Del McCoury Band - Aug.27, 2004
Del McCoury has been called a legend of bluegrass, and rightly so.But you will be hard pressed to find a more unassuming legend. Starting at the side of the "Father of Bluegrass," Bill Monroe, McCoury struck out on his own; in his mid-60s, the Del still plays around 200 shows a year with the band that bears his name, two of which were at Chicago's Old Town School of Folk Music this past weekend.

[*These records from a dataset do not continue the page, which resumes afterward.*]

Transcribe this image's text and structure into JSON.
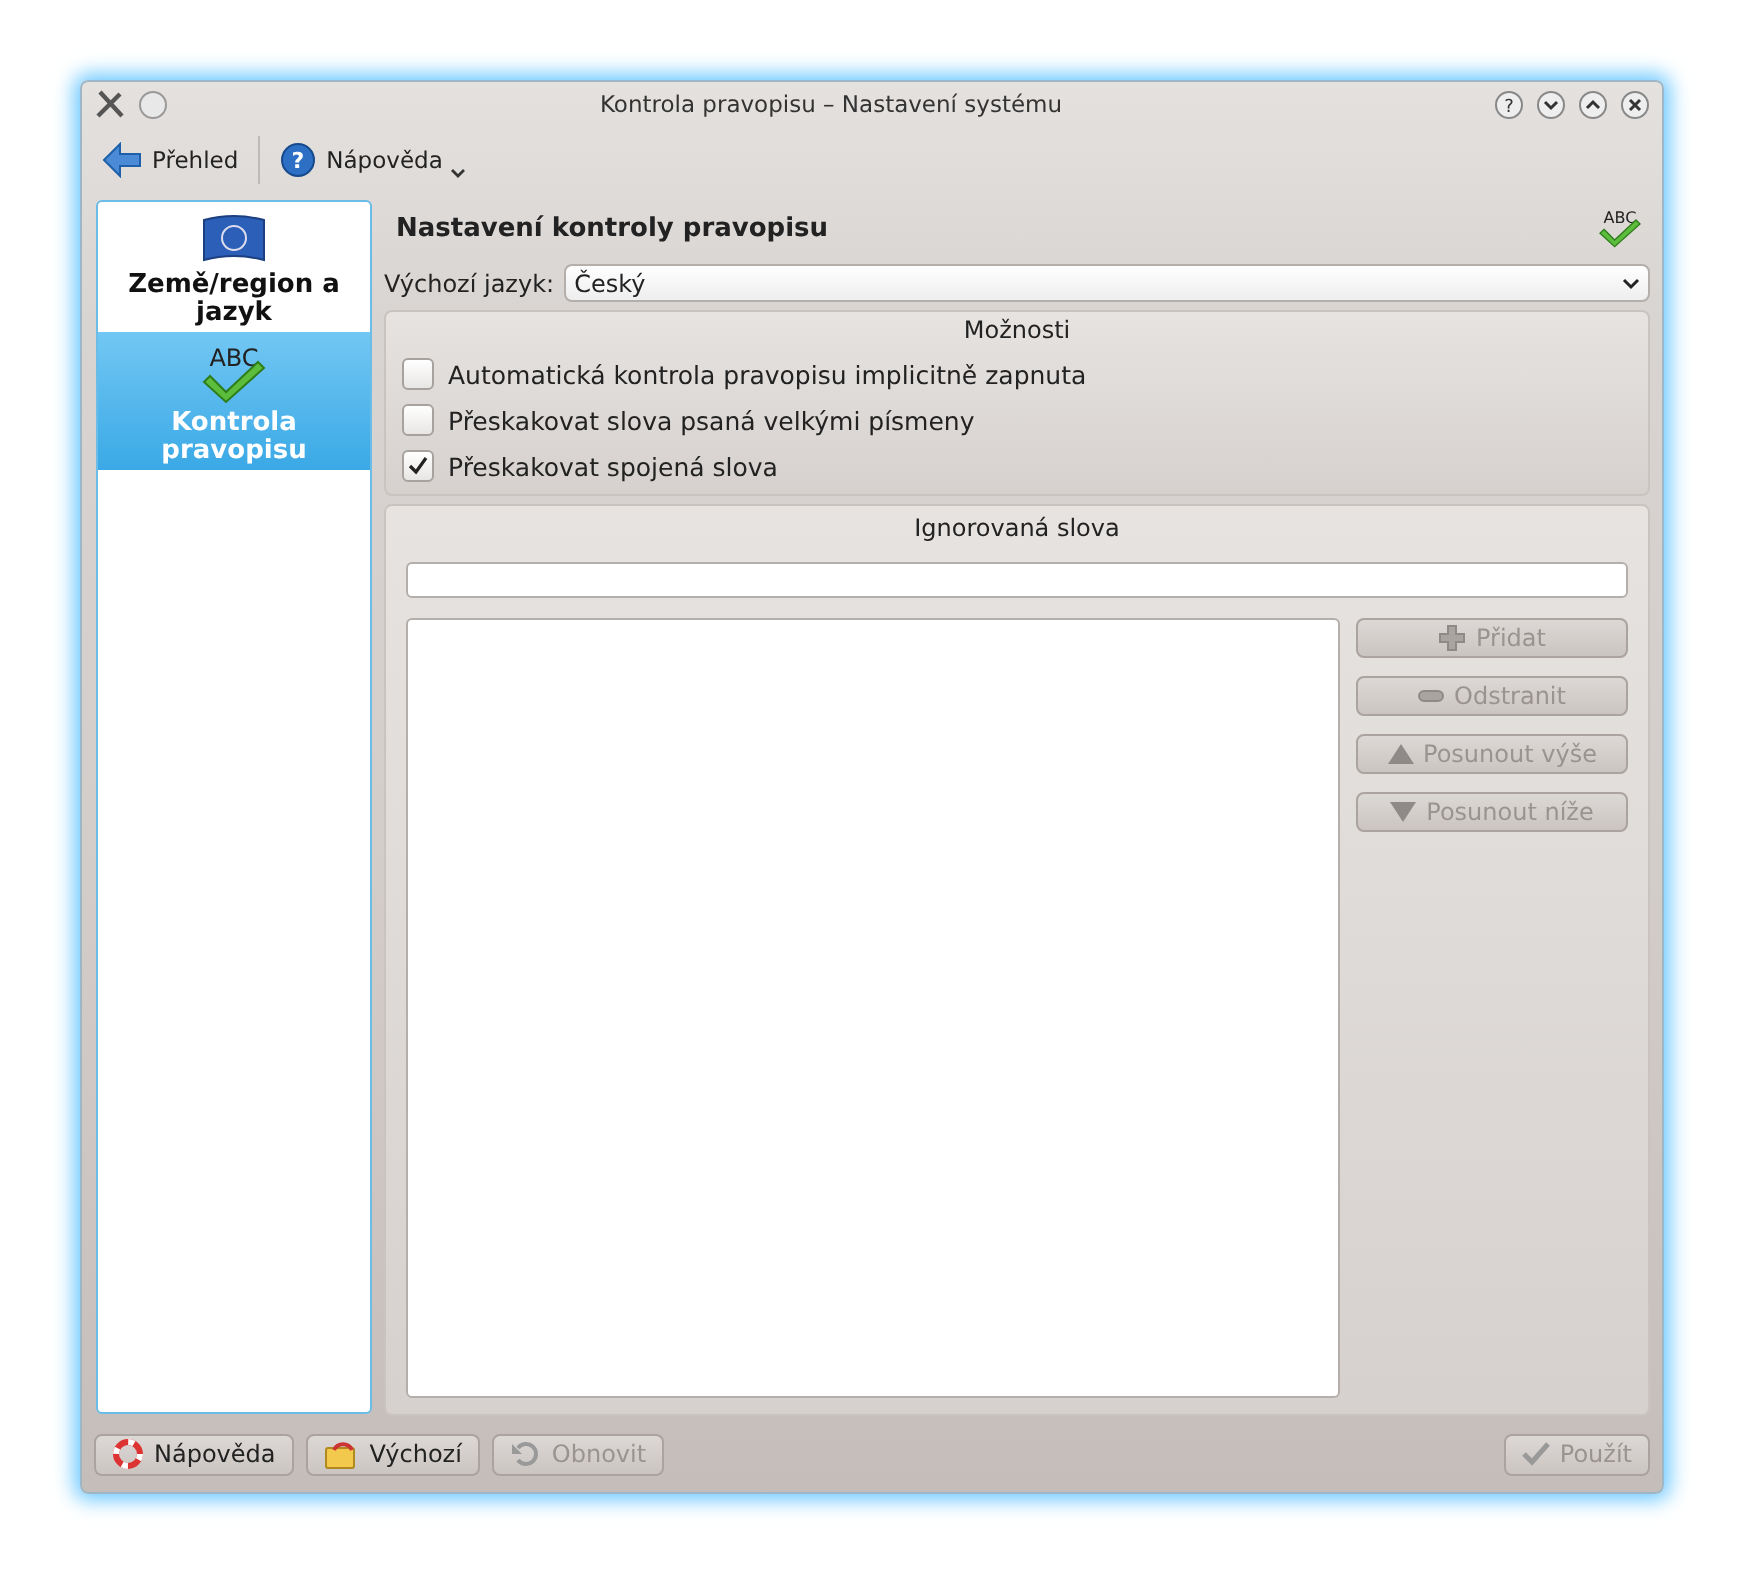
{
  "window": {
    "title": "Kontrola pravopisu – Nastavení systému",
    "help_glyph": "?"
  },
  "toolbar": [
    {
      "label": "Přehled",
      "kind": "back"
    },
    {
      "label": "Nápověda",
      "kind": "help",
      "glyph": "?"
    }
  ],
  "sidebar": {
    "items": [
      {
        "label": "Země/region a jazyk",
        "kind": "flag",
        "selected": false
      },
      {
        "label": "Kontrola pravopisu",
        "kind": "spell",
        "icon_text": "ABC",
        "selected": true
      }
    ]
  },
  "page": {
    "title": "Nastavení kontroly pravopisu",
    "icon_text": "ABC",
    "language_label": "Výchozí jazyk:",
    "language": "Český",
    "options": {
      "title": "Možnosti",
      "items": [
        {
          "label": "Automatická kontrola pravopisu implicitně zapnuta",
          "checked": false
        },
        {
          "label": "Přeskakovat slova psaná velkými písmeny",
          "checked": false
        },
        {
          "label": "Přeskakovat spojená slova",
          "checked": true
        }
      ]
    },
    "ignored": {
      "title": "Ignorovaná slova",
      "buttons": [
        {
          "label": "Přidat",
          "kind": "plus",
          "disabled": true
        },
        {
          "label": "Odstranit",
          "kind": "minus",
          "disabled": true
        },
        {
          "label": "Posunout výše",
          "kind": "up",
          "disabled": true
        },
        {
          "label": "Posunout níže",
          "kind": "down",
          "disabled": true
        }
      ]
    }
  },
  "buttons": [
    {
      "label": "Nápověda",
      "kind": "help",
      "disabled": false
    },
    {
      "label": "Výchozí",
      "kind": "default",
      "disabled": false
    },
    {
      "label": "Obnovit",
      "kind": "reset",
      "disabled": true
    },
    {
      "label": "Použít",
      "kind": "apply",
      "disabled": true
    }
  ]
}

It's easy to see the appeal of such a venue. For Pate fans who have never seen the school's auditorium, it is roughly 75% the size of Chicago's Cabaret Metro or Park West, or a supersized vesion of the Maintenance Shop, except that the floor space has three sections of church pew-style seating. And it has an attention to acoustics similar to that of the C.Y. Stephens Auditorium. The intimacy and acoustic quality of the house matter all the more with an act which relies largely on a simple double-mike setup.

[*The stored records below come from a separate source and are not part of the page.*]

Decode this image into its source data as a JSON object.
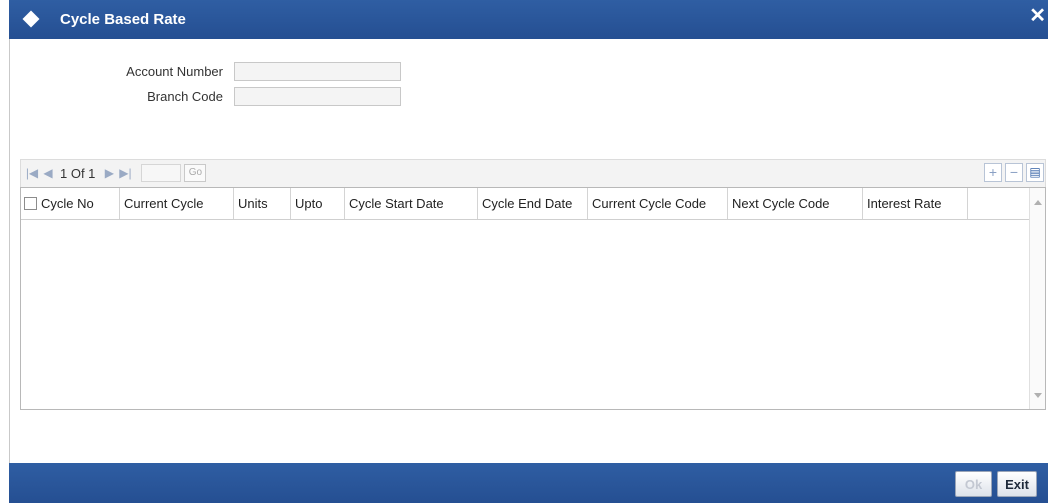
{
  "window": {
    "title": "Cycle Based Rate",
    "close_glyph": "✕"
  },
  "form": {
    "account_number": {
      "label": "Account Number",
      "value": ""
    },
    "branch_code": {
      "label": "Branch Code",
      "value": ""
    }
  },
  "pager": {
    "first_icon": "first-page-icon",
    "prev_icon": "prev-page-icon",
    "status": "1 Of 1",
    "next_icon": "next-page-icon",
    "last_icon": "last-page-icon",
    "page_input": "",
    "go_label": "Go"
  },
  "grid_actions": {
    "add": "+",
    "remove": "−",
    "view": "▤"
  },
  "grid": {
    "columns": [
      "Cycle No",
      "Current Cycle",
      "Units",
      "Upto",
      "Cycle Start Date",
      "Cycle End Date",
      "Current Cycle Code",
      "Next Cycle Code",
      "Interest Rate",
      ""
    ],
    "rows": []
  },
  "footer": {
    "ok_label": "Ok",
    "exit_label": "Exit"
  },
  "colors": {
    "header_blue": "#2f5ea3",
    "panel_border": "#b8b8b8"
  }
}
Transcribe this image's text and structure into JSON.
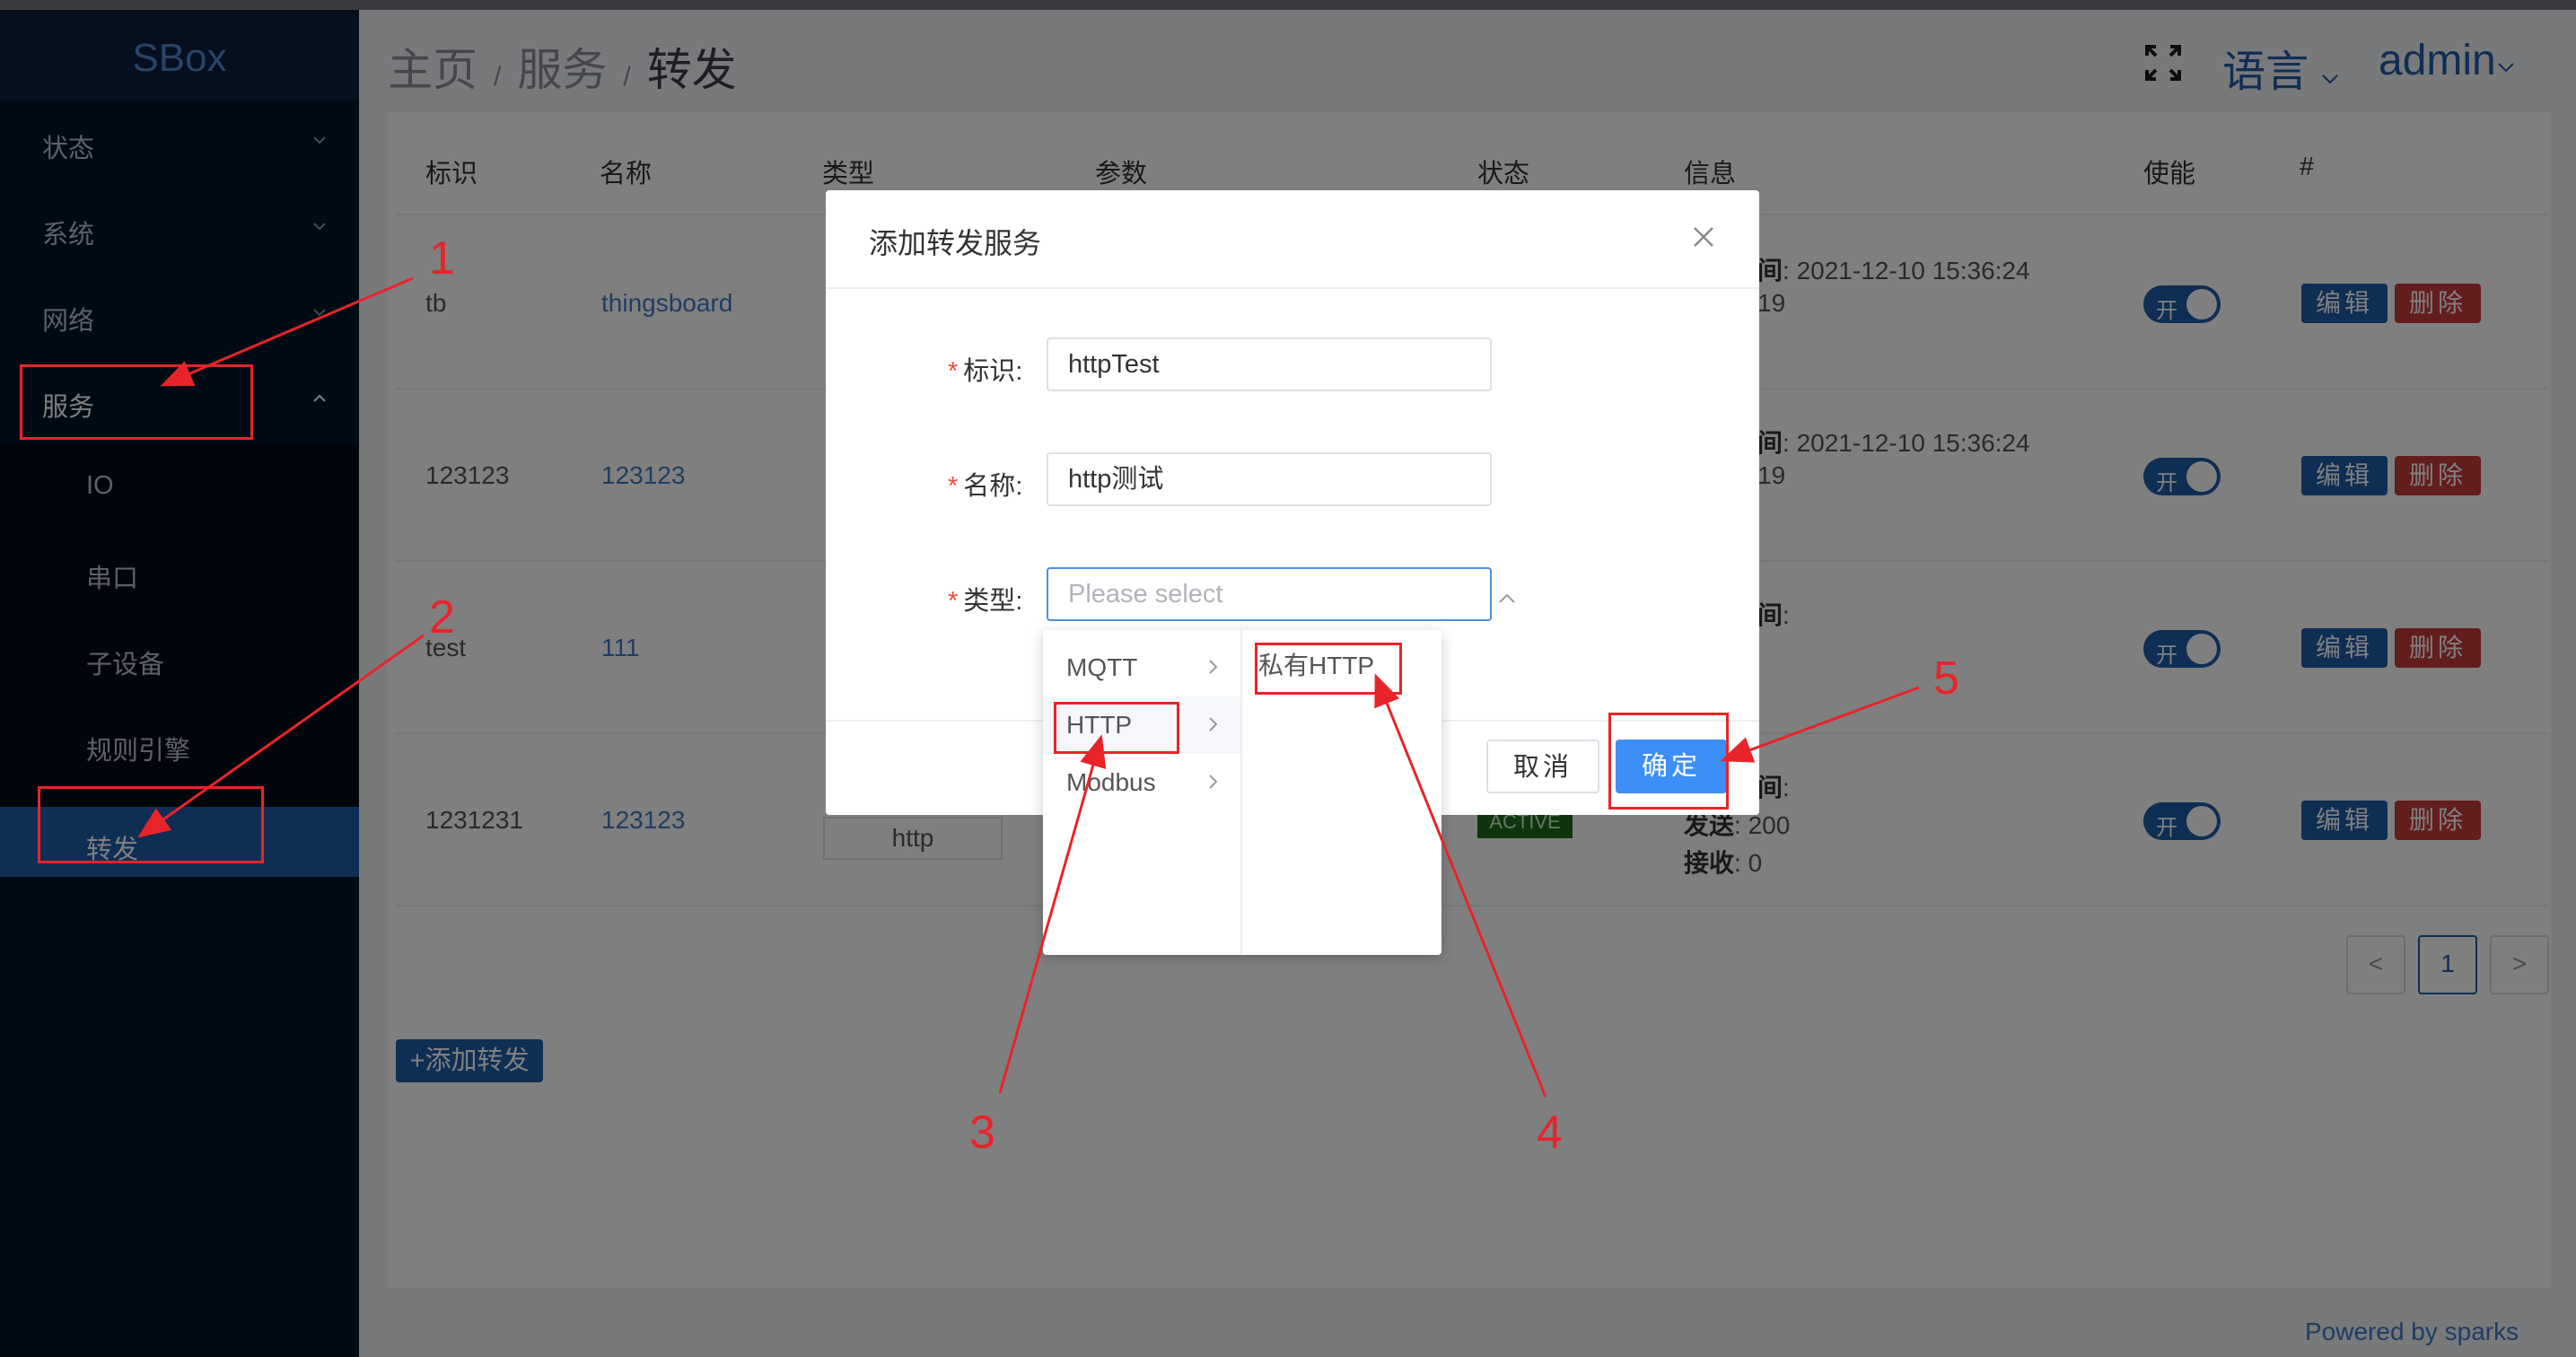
{
  "app": {
    "title": "SBox"
  },
  "sidebar": {
    "items": [
      {
        "label": "状态"
      },
      {
        "label": "系统"
      },
      {
        "label": "网络"
      },
      {
        "label": "服务"
      }
    ],
    "subitems": [
      {
        "label": "IO"
      },
      {
        "label": "串口"
      },
      {
        "label": "子设备"
      },
      {
        "label": "规则引擎"
      },
      {
        "label": "转发"
      }
    ]
  },
  "header": {
    "breadcrumb": [
      "主页",
      "服务",
      "转发"
    ],
    "breadcrumb_sep": "/",
    "language": "语言",
    "user": "admin"
  },
  "table": {
    "headers": [
      "标识",
      "名称",
      "类型",
      "参数",
      "状态",
      "信息",
      "使能",
      "#"
    ],
    "rows": [
      {
        "id": "tb",
        "name": "thingsboard",
        "info1_label": "间",
        "info1_value": ": 2021-12-10 15:36:24",
        "info2": "19",
        "switch": "开"
      },
      {
        "id": "123123",
        "name": "123123",
        "info1_label": "间",
        "info1_value": ": 2021-12-10 15:36:24",
        "info2": "19",
        "switch": "开"
      },
      {
        "id": "test",
        "name": "111",
        "info1_label": "间",
        "info1_value": ":",
        "switch": "开"
      },
      {
        "id": "1231231",
        "name": "123123",
        "type": "http",
        "status": "ACTIVE",
        "info1_label": "间",
        "info1_value": ":",
        "send_label": "发送",
        "send_value": ": 200",
        "recv_label": "接收",
        "recv_value": ": 0",
        "switch": "开"
      }
    ],
    "edit_label": "编辑",
    "delete_label": "删除"
  },
  "pagination": {
    "prev": "<",
    "current": "1",
    "next": ">"
  },
  "add_button": "+添加转发",
  "footer": "Powered by sparks",
  "modal": {
    "title": "添加转发服务",
    "fields": [
      {
        "label": "标识",
        "value": "httpTest"
      },
      {
        "label": "名称",
        "value": "http测试"
      },
      {
        "label": "类型",
        "placeholder": "Please select"
      }
    ],
    "cancel": "取消",
    "ok": "确定"
  },
  "cascader": {
    "level1": [
      "MQTT",
      "HTTP",
      "Modbus"
    ],
    "level2": [
      "私有HTTP"
    ]
  },
  "annotations": [
    "1",
    "2",
    "3",
    "4",
    "5"
  ],
  "colors": {
    "sidebar": "#001529",
    "primary": "#1f5da8",
    "danger": "#c83a3a",
    "annotation": "#e8242a"
  }
}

McCoury's unassuming nature was reflected by the degree to which Del let the set be dictated by requests from the audience -- more than a Richard Thompson show, almost as much as the Replacements (or Claude Pate, for that matter) in their heydays.. And if Del couldn't remember a lyric to some tune he had not performed in years, he would just laugh, say "what were those words again?" and turn to the band for a pantomime cue, all without missing a beat. As a result, we were treated to only a few numbers from the bands most recent disc: "Let An Old Racehorse Run," Delbert McClinton's "Same Kind Of Crazy" (learned when the band was the sole bluegrass act on a "Blues Cruise"), and the rarely-played "Mill Towns." The band skipped the two Richard Thompson covers from that disc to revisit their earlier cover of "1952 Vincent Black Lightning," along with Del's explanation of how the English bike was imported to the U.S., but outlawed in most states as "too fast," though police were generally unable to catch offenders. Del also reached back to their cover of the Lovin' Spoonful's "Nashville Cats" and old favorites like 1992's"Queen Anne's Lace." Clearly, McCoury's tenure with Monroe taught him important lessons not only about musicianship, but also about extending and popularizing bluegrass through strong songwriting, whether by writing originals or adapting great songs by songwriters in other genres.

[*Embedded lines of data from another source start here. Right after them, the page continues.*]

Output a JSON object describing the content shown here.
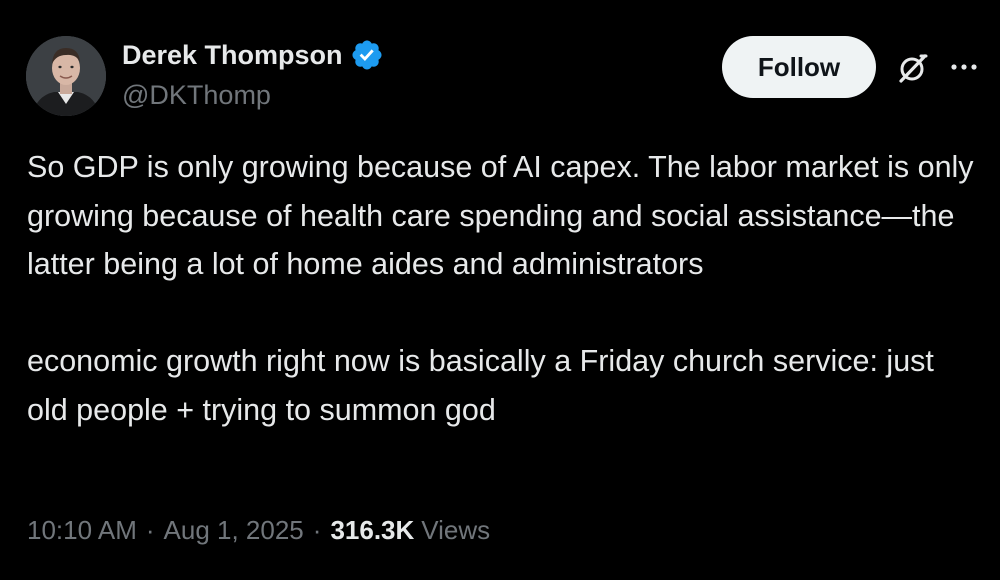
{
  "author": {
    "display_name": "Derek Thompson",
    "handle": "@DKThomp",
    "verified": true,
    "verified_color": "#1d9bf0"
  },
  "actions": {
    "follow_label": "Follow",
    "grok_icon": "grok-slash-circle-icon",
    "more_icon": "more-horizontal-icon"
  },
  "tweet": {
    "paragraph_1": "So GDP is only growing because of AI capex. The labor market is only growing because of health care spending and social assistance—the latter being a lot of home aides and administrators",
    "paragraph_2": "economic growth right now is basically a Friday church service: just old people + trying to summon god"
  },
  "meta": {
    "time": "10:10 AM",
    "date": "Aug 1, 2025",
    "separator": "·",
    "views_count": "316.3K",
    "views_label": "Views"
  },
  "colors": {
    "background": "#000000",
    "text_primary": "#e7e9ea",
    "text_secondary": "#71767b",
    "follow_bg": "#eff3f4"
  }
}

McCoury also learned the value of surrounding oneself with a talented band -- his now includes sons Rob on banjo and Ronnie on mandolin. The double-mike setup requires that band members step torward and away from the stand to mix their sound. Yet the choreography involved seemed completely natural and relaxed. For that matter, while Del appears to make sure that every member of the band is featured in at least one or two points of the show, it also appears that which numbers would be performed to feature them was decided on the spot. This degree of spontaneity requires that the band be on its toes, but like Bob Dylan's touring bands, they cheerfully rise to the challenge.
Indeed, McCoury and his band seem to embody a primary principle for success: love your work. They clearly enjoy performing for a crowd, and their mood is infectious. If I had any complaint, it would be that the set could have been longer... though this is probably why he plays two shows a night.Added:
Monday, August 30, 2004Reviewer: KarlScore: hits: